What the exercise asks:
Once you have read the records below, report how many lines contain the word "icon", and give nothing besides that number.

The input:
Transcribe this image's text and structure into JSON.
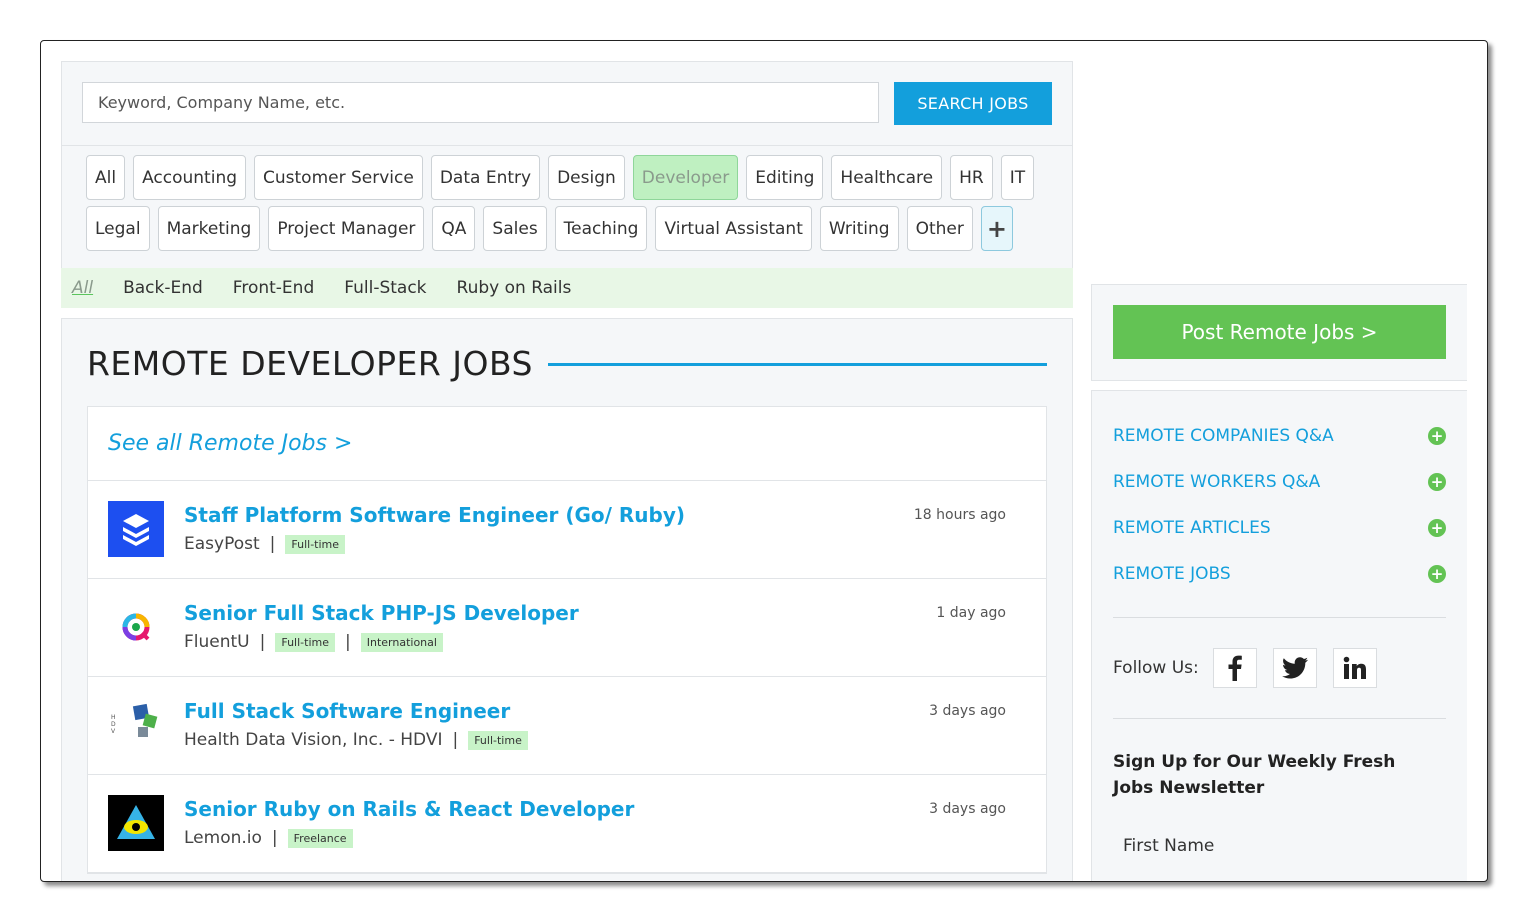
{
  "search": {
    "placeholder": "Keyword, Company Name, etc.",
    "button_label": "SEARCH JOBS"
  },
  "categories": [
    "All",
    "Accounting",
    "Customer Service",
    "Data Entry",
    "Design",
    "Developer",
    "Editing",
    "Healthcare",
    "HR",
    "IT",
    "Legal",
    "Marketing",
    "Project Manager",
    "QA",
    "Sales",
    "Teaching",
    "Virtual Assistant",
    "Writing",
    "Other",
    "+"
  ],
  "active_category": "Developer",
  "subcategories": [
    "All",
    "Back-End",
    "Front-End",
    "Full-Stack",
    "Ruby on Rails"
  ],
  "jobs_section": {
    "title": "REMOTE DEVELOPER JOBS",
    "see_all": "See all Remote Jobs >",
    "jobs": [
      {
        "title": "Staff Platform Software Engineer (Go/ Ruby)",
        "company": "EasyPost",
        "tags": [
          "Full-time"
        ],
        "time": "18 hours ago",
        "logo": "easypost-logo-icon"
      },
      {
        "title": "Senior Full Stack PHP-JS Developer",
        "company": "FluentU",
        "tags": [
          "Full-time",
          "International"
        ],
        "time": "1 day ago",
        "logo": "fluentu-logo-icon"
      },
      {
        "title": "Full Stack Software Engineer",
        "company": "Health Data Vision, Inc. - HDVI",
        "tags": [
          "Full-time"
        ],
        "time": "3 days ago",
        "logo": "hdvi-logo-icon"
      },
      {
        "title": "Senior Ruby on Rails & React Developer",
        "company": "Lemon.io",
        "tags": [
          "Freelance"
        ],
        "time": "3 days ago",
        "logo": "lemon-io-logo-icon"
      }
    ]
  },
  "sidebar": {
    "post_button": "Post Remote Jobs >",
    "links": [
      "REMOTE COMPANIES Q&A",
      "REMOTE WORKERS Q&A",
      "REMOTE ARTICLES",
      "REMOTE JOBS"
    ],
    "follow_label": "Follow Us:",
    "social": [
      "facebook-icon",
      "twitter-icon",
      "linkedin-icon"
    ],
    "newsletter_title": "Sign Up for Our Weekly Fresh Jobs Newsletter",
    "first_name_label": "First Name"
  },
  "colors": {
    "accent": "#139fdc",
    "green": "#63c354",
    "tag_bg": "#c8f3c8",
    "active_cat_bg": "#bff0c1"
  }
}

Answer section:
7